Till then, keep your batteries charged, wheels between the ditches, and pray for cheaper fuel.


Wednesday, April 27, 2011

Barging on the River

The Columbia river, that is.

We had stopped near the Bonneville dam not too far upstream from Portland, then moved on to the John Day dam further upstream. 


On the trip down in November, I had stopped on the lookout high above this dam and thought it looked inviting as a possible boondocking spot, but did not have the chance to check it out further.  I stopped again at the same spot, and then went down to check it out further.  On the way down the hill, we almost caught up to this paraglider.


As we got further down the hill a number of RV’s parked on the river bank came in to view – always a good sign! Turns out it is actually a COE park; free camping, 14 day limit! 


We were soon set up and out went the slides and up went the dish, for the first time in almost 2 weeks!


Most of the other RV’s appeared to be fishers, and both banks of the river were lined with platforms, used by native fishers when the fish are running.  None were in use now.

And for barge watching, this was a front row seat, literally a stone’s throw from where they came by to enter or exit the locks.

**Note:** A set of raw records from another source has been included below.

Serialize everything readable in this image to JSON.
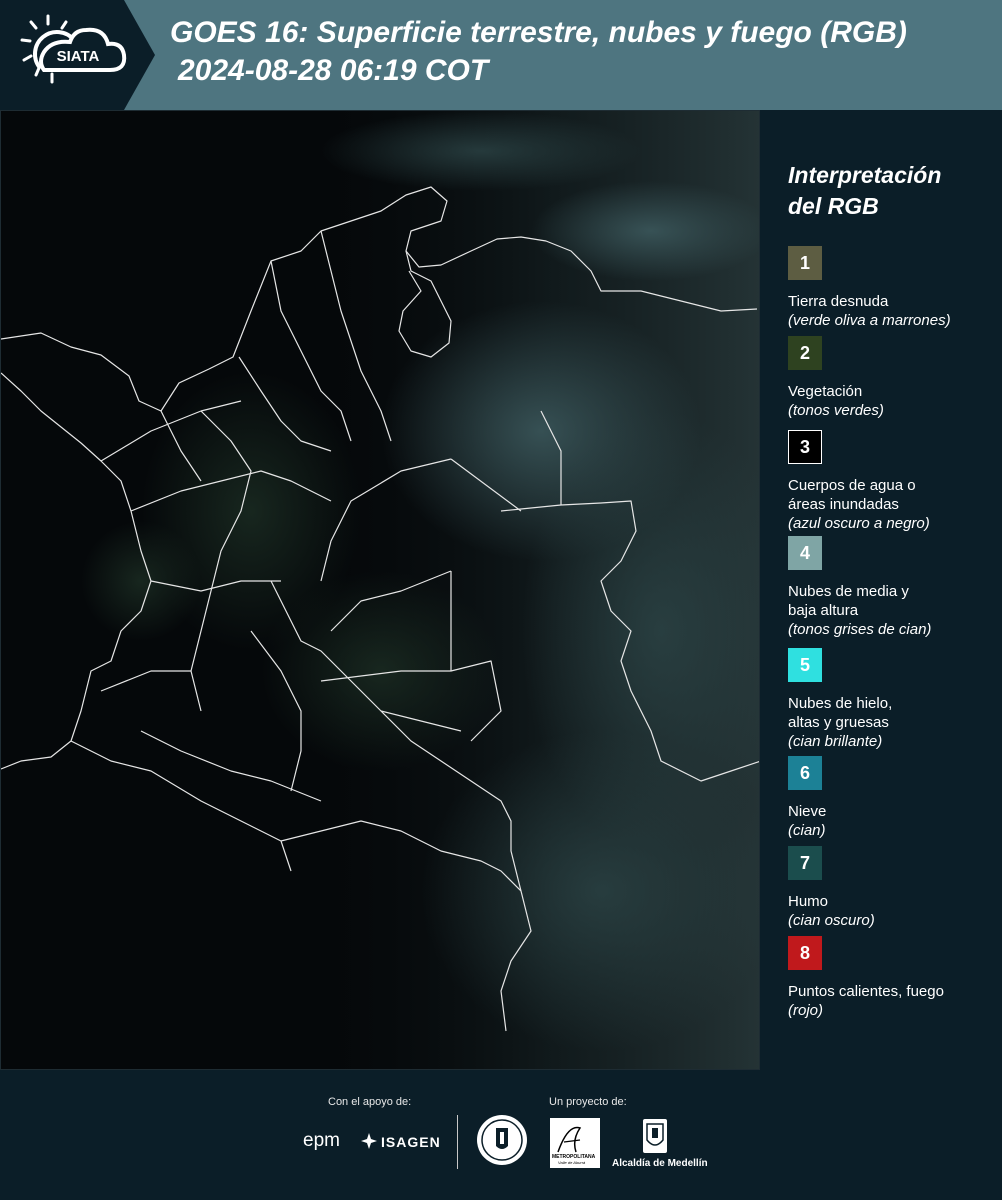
{
  "header": {
    "logo_text": "SIATA",
    "title_line1": "GOES 16: Superficie terrestre, nubes y fuego (RGB)",
    "title_line2": "2024-08-28 06:19 COT"
  },
  "legend": {
    "title_line1": "Interpretación",
    "title_line2": "del RGB",
    "items": [
      {
        "number": "1",
        "color": "#5d5d42",
        "label": "Tierra desnuda",
        "desc": "(verde oliva a marrones)"
      },
      {
        "number": "2",
        "color": "#2e4220",
        "label": "Vegetación",
        "desc": "(tonos verdes)"
      },
      {
        "number": "3",
        "color": "#000000",
        "label": "Cuerpos de agua o áreas inundadas",
        "desc": "(azul oscuro a negro)"
      },
      {
        "number": "4",
        "color": "#7fa5a5",
        "label": "Nubes de media y baja altura",
        "desc": "(tonos grises de cian)"
      },
      {
        "number": "5",
        "color": "#2fe0e0",
        "label": "Nubes de hielo, altas y gruesas",
        "desc": "(cian brillante)"
      },
      {
        "number": "6",
        "color": "#1c8196",
        "label": "Nieve",
        "desc": "(cian)"
      },
      {
        "number": "7",
        "color": "#1b4d4d",
        "label": "Humo",
        "desc": "(cian oscuro)"
      },
      {
        "number": "8",
        "color": "#c0191c",
        "label": "Puntos calientes, fuego",
        "desc": "(rojo)"
      }
    ]
  },
  "footer": {
    "support_caption": "Con el apoyo de:",
    "project_caption": "Un proyecto de:",
    "epm": "epm",
    "isagen": "ISAGEN",
    "area_metro": "METROPOLITANA",
    "area_valle": "Valle de Aburrá",
    "alcaldia": "Alcaldía de Medellín"
  },
  "colors": {
    "header_bg": "#4e7580",
    "logo_bg": "#0b1e28",
    "page_bg": "#0b1e28",
    "map_bg": "#05080a",
    "border_lines": "#e6e6e6"
  }
}
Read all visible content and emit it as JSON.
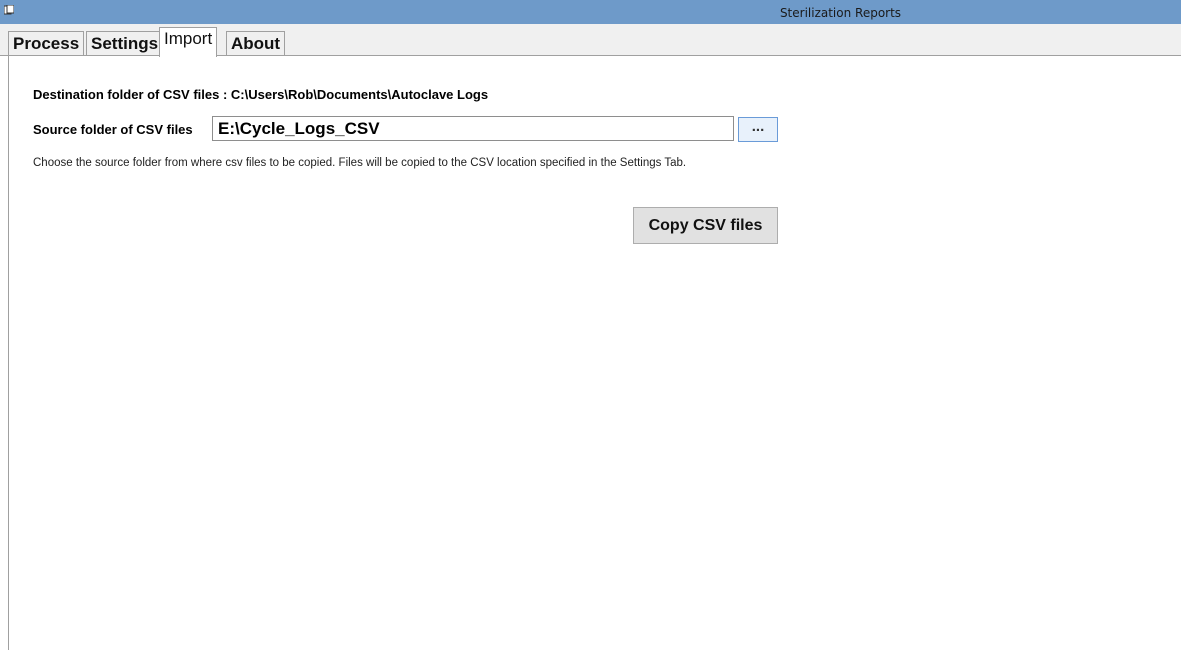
{
  "window": {
    "title": "Sterilization Reports",
    "icon": "app-icon",
    "titlebar_color": "#6e9ac9"
  },
  "tabs": [
    {
      "label": "Process",
      "active": false
    },
    {
      "label": "Settings",
      "active": false
    },
    {
      "label": "Import",
      "active": true
    },
    {
      "label": "About",
      "active": false
    }
  ],
  "import": {
    "destination_label": "Destination folder of CSV files : C:\\Users\\Rob\\Documents\\Autoclave Logs",
    "source_label": "Source folder of CSV files",
    "source_value": "E:\\Cycle_Logs_CSV",
    "browse_label": "...",
    "help_text": "Choose the source folder from where csv files to be copied.  Files will be copied to the CSV location specified in the Settings Tab.",
    "copy_button_label": "Copy CSV files"
  }
}
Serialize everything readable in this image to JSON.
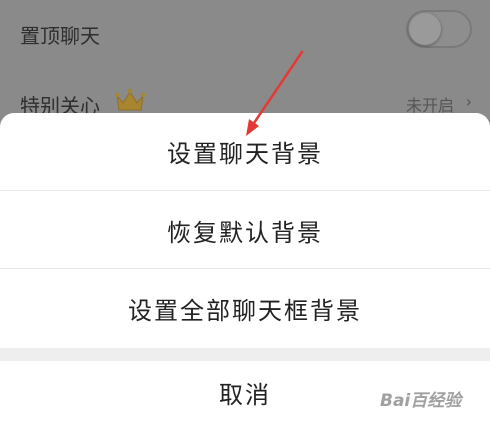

I caught a glimpse of the elusive Columbia river cougar, hunting for a snake in the grass.


She really wanted to climb that tower!CIMG5378

The next day was looking pretty good, so it was an opportunity to check out the camping options and scenery on the other side of the river.  We had to backtrack about 6 miles to the bridge to get to the other side of the dam.

There we are – camped just to the left of the tower in the photo.


There were a few informational plaques on this side, but no visitor center.  There was free camping on this side as well, much of it in paved parking lots, but I preferred the far side where we were.  Plus this side was right by the interstate, which might be audible above the river noise?  Either way, there are railroad tracks on both sides of the river and the barges are fairly frequent, so there is always something to watch.  It was starting to get a bit breezy, so out came the guy-lines for the tripod!


And finally, from the archives (well, a photo from a few weeks ago anyway), this unknown bug perched on the outside of the window, and I took this photo from the inside.  I was surprised what detail my point and shoot camera produced.


to be continued  …

Tuesday, April 26, 2011

A River Runs Through it

The dam, that is!


But this is actually a photo of the John Day dam, the next one upstream from the Bonneville dam, and dam access road from the last post.

There is a Corps of Engineers park along the river below the Bonneville dam, but it was signed and patrolled as day use only.


So we did that. We hung out on the river bank, and watched the tugs and barges fight their way up the very strong current to the locks at the dam.  At first I didn’t realize that there were actually two tugs pushing this group of barges, and even so, they were barely making headway against the strong currents below the dam.  When they got the barges safely into the lock, the second smaller tug unhooked and went back downstream.


As well as various bird life along the river, I caught occasional glimpses of a sea lion feasting on the fish, and way across the river on the Oregon side, and way up on this cliff face, I spotted this black bear sow and her two little brown cubs.


In the morning, we went to the dam visitor center and had a look at the power plant and the fish ladders and counting facility.


Some of the fish from the hatchery have rfid ‘pit’ tags inserted in them.  These monitors in the fish ladder record their passage upstream.  As well, all the adult fish are directed past this window, where a real person sits, and counts all the fish by size, species, and whether the fish is  wild or hatchery stock!  It was fairly slow the day I was there, so I was able to chat with the fish counter lady.CIMG5301CIMG5304_thumb[1]

Some of the fish are fitted with radio collars.  Well, not collars actually, but transmitters inside that are monitored by these detectors on the river banks.


When she wasn’t ‘driving’, Hailey kept a sharp watch on the river as we drove between dams.  Until she got tired!


Next, ‘barging’ at John Day dam …